One of the best times of the year: Your college spring break trip!
One of the worst times of the year: Opening your inbox containing an email from your campus conduct office!
It is inevitable that our office phones start ringing off the hook in late March and April with parents and college students calling for help. A Spring Break arrest, or hook up, or hazing investigation are the most common issues we see during this time. Most college codes of conduct DO, in fact, govern or extend to off-campus behavior of students. Said a different way, YES, your school likely can discipline you for Spring Break transgressions.
What if I am arrested?
The four most common alcohol-related scenarios college that occur during Spring Break (or any college football game, for that matter) are:
- Carrying alcohol in your hands while walking from place to place;
- Displaying public behavior that is disruptive, annoying, or dangerous;
- Providing a fake ID, instead of the real ID you keep behind your fake ID, to police officers;
- Failing to leave an establishment if asked to do so.
If you can avoid the above, you will be in decent shape to avoid being arrested while on vacation. You will also avoid being taken to jail or facing a court date in an unfamiliar city and state. However, if you do get arrested, it is important to note generally that many courts have diversion programs for minor offenses IF YOU ASK. This could allow you to complete a class or community service in exchange for a dismissal of the offense. This could also allow you to avoid having to return to the Spring Break destination, after Spring Break has concluded, for a court date or two.
Typically, if you are arrested in another state or city, your college may not get wind of the citation and never pursue you for discipline within your school. The majority of the time, college students do not have a duty to disclose a criminal arrest to their school. However, most schools do have a provision within their code that would make any violation of a federal, state or city code a violation also a conduct violation warranting school discipline as well (if they find out).
What if I engage in sexual activity?
If you have a Spring Break “hook up,” there are four very basic, overly-simplified-for-a-short-blog-article, ways to protect yourself from criminal and Title IX/college code of conduct liability.
- Do not expect sexual activity following dancing, inuendoes, or flirting;
- Do not engage in sexual activity unless the other person is sober enough to know the 5 W’s: who, where, what, why, and when;
- Obtain consent prior to, and during, every sexual act which includes every change in sexual activity, touch, or position;
- If consent is withdrawn, aka you are told to STOP, then STOP what you are doing.
Obviously, it would really be life-altering to be arrested for a criminal charge of rape. However, it is also life-altering to return to your campus with a complaint filed against you for sexual misconduct. If you think you’re on top of things because you have read a Title IX article that states schools cannot investigate sexual activity that occurs off-campus, you failed to understand that your school can – AND WILL – proceed to investigate sexual misconduct under their general student code of conduct. You will still be facing a very similar, if not identical, process with the resulting discipline for violations typically in the suspension or expulsion/dismissal range.
What if I am traveling in a group with my fraternity brothers or sorority sisters?
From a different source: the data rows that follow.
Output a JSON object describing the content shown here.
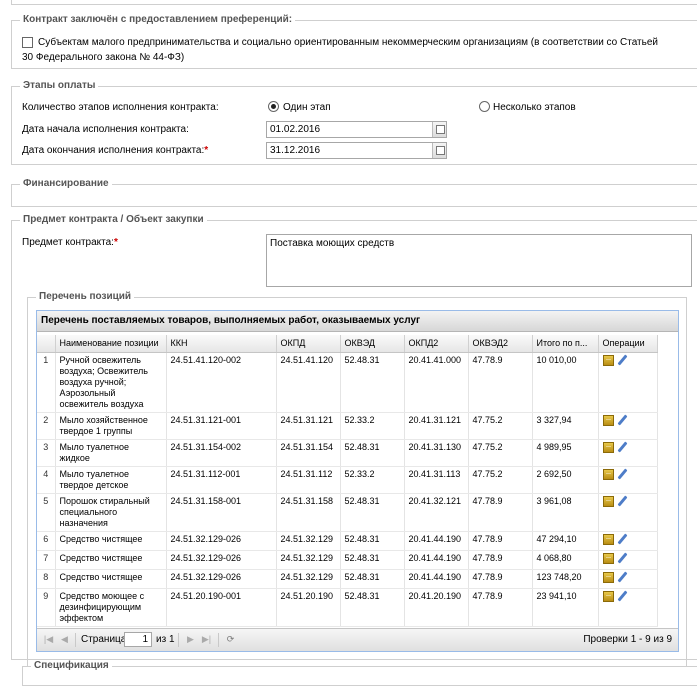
{
  "preferences": {
    "legend": "Контракт заключён с предоставлением преференций:",
    "checkbox_label_line1": "Субъектам малого предпринимательства и социально ориентированным некоммерческим организациям (в соответствии со Статьей",
    "checkbox_label_line2": "30 Федерального закона № 44-ФЗ)",
    "checked": false
  },
  "payment": {
    "legend": "Этапы оплаты",
    "stages_label": "Количество этапов исполнения контракта:",
    "radio_one": "Один этап",
    "radio_many": "Несколько этапов",
    "start_label": "Дата начала исполнения контракта:",
    "start_value": "01.02.2016",
    "end_label": "Дата окончания исполнения контракта:",
    "end_value": "31.12.2016",
    "required_mark": "*"
  },
  "financing": {
    "legend": "Финансирование"
  },
  "subject": {
    "legend": "Предмет контракта / Объект закупки",
    "label": "Предмет контракта:",
    "value": "Поставка моющих средств"
  },
  "positions": {
    "legend": "Перечень позиций",
    "grid_title": "Перечень поставляемых товаров, выполняемых работ, оказываемых услуг",
    "columns": [
      "Наименование позиции",
      "ККН",
      "ОКПД",
      "ОКВЭД",
      "ОКПД2",
      "ОКВЭД2",
      "Итого по п...",
      "Операции"
    ],
    "rows": [
      {
        "n": "1",
        "name": "Ручной освежитель воздуха; Освежитель воздуха ручной; Аэрозольный освежитель воздуха",
        "kkn": "24.51.41.120-002",
        "okpd": "24.51.41.120",
        "okved": "52.48.31",
        "okpd2": "20.41.41.000",
        "okved2": "47.78.9",
        "total": "10 010,00"
      },
      {
        "n": "2",
        "name": "Мыло хозяйственное твердое 1 группы",
        "kkn": "24.51.31.121-001",
        "okpd": "24.51.31.121",
        "okved": "52.33.2",
        "okpd2": "20.41.31.121",
        "okved2": "47.75.2",
        "total": "3 327,94"
      },
      {
        "n": "3",
        "name": "Мыло туалетное жидкое",
        "kkn": "24.51.31.154-002",
        "okpd": "24.51.31.154",
        "okved": "52.48.31",
        "okpd2": "20.41.31.130",
        "okved2": "47.75.2",
        "total": "4 989,95"
      },
      {
        "n": "4",
        "name": "Мыло туалетное твердое детское",
        "kkn": "24.51.31.112-001",
        "okpd": "24.51.31.112",
        "okved": "52.33.2",
        "okpd2": "20.41.31.113",
        "okved2": "47.75.2",
        "total": "2 692,50"
      },
      {
        "n": "5",
        "name": "Порошок стиральный специального назначения",
        "kkn": "24.51.31.158-001",
        "okpd": "24.51.31.158",
        "okved": "52.48.31",
        "okpd2": "20.41.32.121",
        "okved2": "47.78.9",
        "total": "3 961,08"
      },
      {
        "n": "6",
        "name": "Средство чистящее",
        "kkn": "24.51.32.129-026",
        "okpd": "24.51.32.129",
        "okved": "52.48.31",
        "okpd2": "20.41.44.190",
        "okved2": "47.78.9",
        "total": "47 294,10"
      },
      {
        "n": "7",
        "name": "Средство чистящее",
        "kkn": "24.51.32.129-026",
        "okpd": "24.51.32.129",
        "okved": "52.48.31",
        "okpd2": "20.41.44.190",
        "okved2": "47.78.9",
        "total": "4 068,80"
      },
      {
        "n": "8",
        "name": "Средство чистящее",
        "kkn": "24.51.32.129-026",
        "okpd": "24.51.32.129",
        "okved": "52.48.31",
        "okpd2": "20.41.44.190",
        "okved2": "47.78.9",
        "total": "123 748,20"
      },
      {
        "n": "9",
        "name": "Средство моющее с дезинфицирующим эффектом",
        "kkn": "24.51.20.190-001",
        "okpd": "24.51.20.190",
        "okved": "52.48.31",
        "okpd2": "20.41.20.190",
        "okved2": "47.78.9",
        "total": "23 941,10"
      }
    ],
    "pager": {
      "page_label": "Страница",
      "page_value": "1",
      "of_label": "из 1",
      "summary": "Проверки 1 - 9 из 9"
    }
  },
  "specification": {
    "legend": "Спецификация"
  }
}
If you are on a trip outside of the state with other members of your organization, be aware that expectations and rules concerning your behavior together will travel with you. The first consideration is whether the trip can be viewed as related to your organization, and the second consideration concerns the activity or behavior you are engaging in.
Obviously if the entire organization makes a trip together, or rents an event center in another state together, your school will consider that to be a fraternity or sorority event. Trips with only a handful of members likely will also be deemed related to your organization, even if your trip is not a sanctioned event or organized in any formal way through your fraternity or sorority. This is especially true if any “new members” or “pledges” are invited on your trip.
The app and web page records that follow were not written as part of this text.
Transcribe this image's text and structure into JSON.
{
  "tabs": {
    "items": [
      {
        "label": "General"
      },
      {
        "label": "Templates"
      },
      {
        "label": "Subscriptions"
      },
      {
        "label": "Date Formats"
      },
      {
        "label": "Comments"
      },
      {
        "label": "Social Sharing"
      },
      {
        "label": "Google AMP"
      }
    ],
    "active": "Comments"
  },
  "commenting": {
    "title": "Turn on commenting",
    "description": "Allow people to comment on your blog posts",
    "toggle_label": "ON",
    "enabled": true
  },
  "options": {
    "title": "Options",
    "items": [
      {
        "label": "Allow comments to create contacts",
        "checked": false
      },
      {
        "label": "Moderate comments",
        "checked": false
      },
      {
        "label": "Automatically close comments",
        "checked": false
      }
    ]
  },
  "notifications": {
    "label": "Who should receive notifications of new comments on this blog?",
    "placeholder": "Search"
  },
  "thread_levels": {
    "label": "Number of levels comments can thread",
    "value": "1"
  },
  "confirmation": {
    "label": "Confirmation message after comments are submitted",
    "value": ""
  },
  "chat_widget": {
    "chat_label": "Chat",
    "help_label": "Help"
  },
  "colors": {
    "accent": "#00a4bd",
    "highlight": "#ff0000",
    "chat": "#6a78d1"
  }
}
While on the trip, if you are engaging in behavior that would be considered hazing, it will still be considered hazing even though you have crossed a state line. Changing area codes does not protect you or your organization from investigation.
What if I get a letter from my college’s conduct office asking to meet?
There is no sense in waiting until after your initial meeting with the conduct office to contact an attorney-advisor. The damage may already be done, and there is no re-do. We assist students in understanding the process, your rights, and developing a long-term defense or mitigation strategy to meet your goals from the very start.
Authored by Leslie Albeit, Esq. of Albeit Weiker, LLP
Questions? Call us. 614-745-2001